One of two documentaries released this month by Koch Lorber Films Ido Haar's 9 Star Hotel (2007) follows a group of Palestinian illegal immigrants as they sneak in Israel looking for work. Pic does not pretend to provide a complete look at the current socio-economic conditions across the Israeli-Palestinian border, yet, it captures a reality many in the US might find strangely familiar.
Wandering between the elegant new buildings of an Israeli border town and the primitive shelters built by a group of illegal Palestinian workers Haar's camera brings a sense of déjà vu. Strikingly familiar to the issues we face on our Southern border the drama unfolding in 9 Star Hotel is gut-wrenching. Men are seen sleeping in thick paper boxes, eating bread with mashed tomatoes, and talking about saving enough to afford a family.
Many of the immigrants Haar follows have been deported to Palestine before. Yet, with nothing left behind they are back in Israel until the next army raid cleans up the area. Or, the next bad news about a sick or dying family member forces them to return home.
Haar's desire to enter the gray world of illegal immigrants however has produced nothing more than a poignant documentation of personal tragedies, the kind of which we occasionally read about in the US media. Of course, involving our neighbors from the South. These are the same people, with similar motives behind their decisions, with equal amount of desperation raging in their souls.
As such 9 Star Hotel does not aim to suggest a rational angle to the actions of the immigrants. Haar does not provide any sort of commentary clarifying the risks these people are faced with. The camera simply observes what currently takes place in an area the Israeli director knows well. Right and wrong are not terms used in this film.
Unlike Haar however I found it difficult to remain passive to the imagery shown on the screen. The world 9 Star Hotel introduces is so inhumane and impossible to rationalize that it simply begs for a reaction. Even though whether one justifies or condemns the actions of the Palestinian men is practically irrelevant. I sense that Haar's main goal was only to gather the attention of those who might have chosen to turn a blind eye to illegal immigration. And as such the director's intent is commendable.
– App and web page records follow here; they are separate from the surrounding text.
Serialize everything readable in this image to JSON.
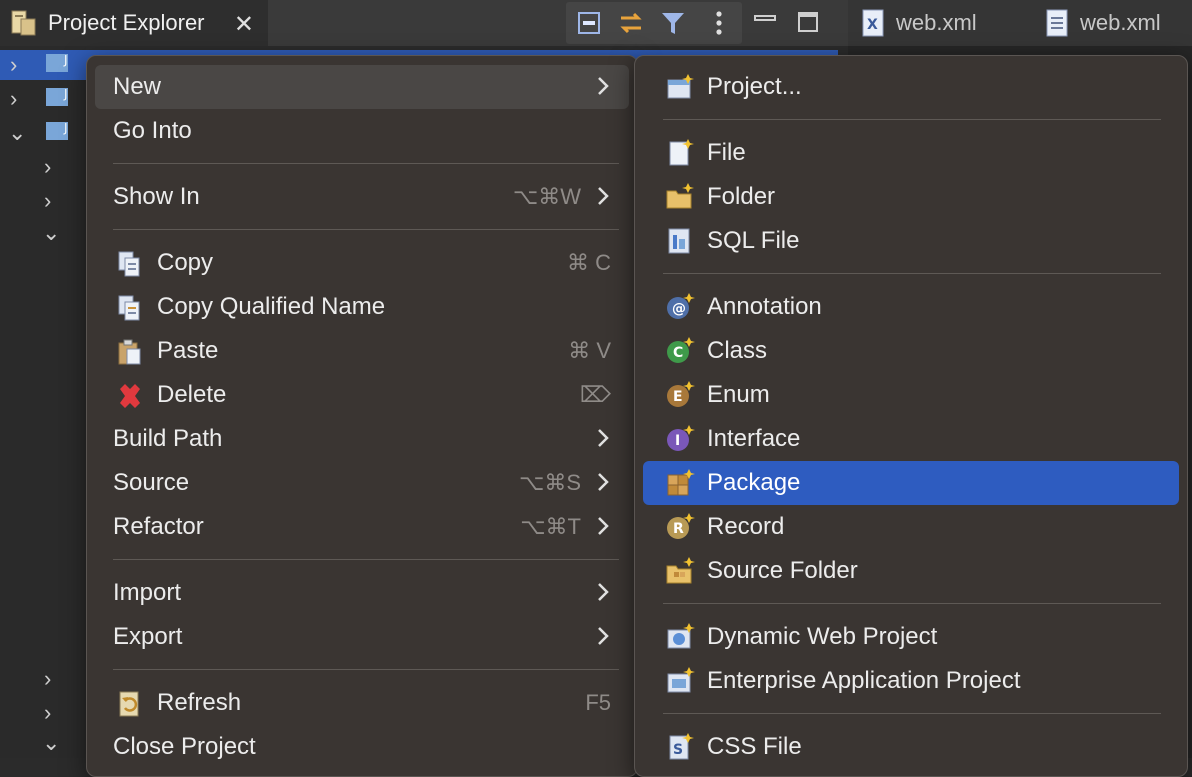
{
  "view_tab": {
    "title": "Project Explorer",
    "close": "✕"
  },
  "editor_tabs": [
    {
      "label": "web.xml",
      "icon": "xml-file-icon"
    },
    {
      "label": "web.xml",
      "icon": "text-file-icon"
    }
  ],
  "context_menu": {
    "items": [
      {
        "label": "New",
        "has_submenu": true
      },
      {
        "label": "Go Into"
      },
      {
        "label": "Show In",
        "shortcut": "⌥⌘W",
        "has_submenu": true
      },
      {
        "label": "Copy",
        "shortcut": "⌘ C",
        "icon": "copy-icon"
      },
      {
        "label": "Copy Qualified Name",
        "icon": "copy-qualified-name-icon"
      },
      {
        "label": "Paste",
        "shortcut": "⌘ V",
        "icon": "paste-icon"
      },
      {
        "label": "Delete",
        "shortcut": "⌦",
        "icon": "delete-icon"
      },
      {
        "label": "Build Path",
        "has_submenu": true
      },
      {
        "label": "Source",
        "shortcut": "⌥⌘S",
        "has_submenu": true
      },
      {
        "label": "Refactor",
        "shortcut": "⌥⌘T",
        "has_submenu": true
      },
      {
        "label": "Import",
        "has_submenu": true
      },
      {
        "label": "Export",
        "has_submenu": true
      },
      {
        "label": "Refresh",
        "shortcut": "F5",
        "icon": "refresh-icon"
      },
      {
        "label": "Close Project"
      }
    ]
  },
  "new_submenu": {
    "items": [
      {
        "label": "Project...",
        "icon": "new-project-icon"
      },
      {
        "label": "File",
        "icon": "new-file-icon"
      },
      {
        "label": "Folder",
        "icon": "new-folder-icon"
      },
      {
        "label": "SQL File",
        "icon": "sql-file-icon"
      },
      {
        "label": "Annotation",
        "icon": "annotation-icon"
      },
      {
        "label": "Class",
        "icon": "class-icon"
      },
      {
        "label": "Enum",
        "icon": "enum-icon"
      },
      {
        "label": "Interface",
        "icon": "interface-icon"
      },
      {
        "label": "Package",
        "icon": "package-icon",
        "selected": true
      },
      {
        "label": "Record",
        "icon": "record-icon"
      },
      {
        "label": "Source Folder",
        "icon": "source-folder-icon"
      },
      {
        "label": "Dynamic Web Project",
        "icon": "dynamic-web-project-icon"
      },
      {
        "label": "Enterprise Application Project",
        "icon": "enterprise-application-project-icon"
      },
      {
        "label": "CSS File",
        "icon": "css-file-icon"
      }
    ]
  },
  "colors": {
    "selection": "#2e5cc0",
    "menu_bg": "#3a3532",
    "tree_selection": "#2f5bb5"
  }
}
Of course the glaring question I have after finishing 9 Star Hotel is Now what? Will things change? Will people miraculously stop crossing the border? Will grey businesses stop exploiting the desperate?
Seems unlikely. Not because I do not believe that there aren't legal mechanisms that could prevent or at least minimize illegal immigration. But because I do not believe that there are laws that could address human desperation, the kind that forces people to gamble everything, even their lives, hoping that they could reverse their fortunes.
How Does the DVD Look?
Presented in an aspect ratio of 1.33:1 the documentary looks good. Contrast is variable and in synch with the variable landscape (poorly-lit night scenes, daylight scenes, etc). Damage is not present and the actual print is transferred progressively. Colors are natural and in general I could not detect any issues with the overall look of the presentation worthy of discussing here. I am pleased with the manner in which Koch Lorber Films have transferred the film from its original source.
How Does the DVD Sound?
Presented with an Arabic DD 2.0 track and optional English subtitles the audio treatment very much reflects the video description above. There aren't any issues to report here. Dialog is easy to follow and the natural fluctuations of the speech the camera captures are preserved.
The only supplemental materials here are the original theatrical trailer and an interview with Ido Haar where he addresses the topic of his film as well as the reasoning behind his decision to film current events across the Israeli-Palestinian border.
9 Star Hotel is an incredibly moving documentary providing a fascinating look at the daily struggles of a group of young Palestinians in their plight to make ends meet. Pic takes a distinctively intimate approach to the issue at hand avoiding unneeded politicizing. The presentation by Koch Lorber Films is of deserving quality and fans of foreign documentaries should be pleased with the effort.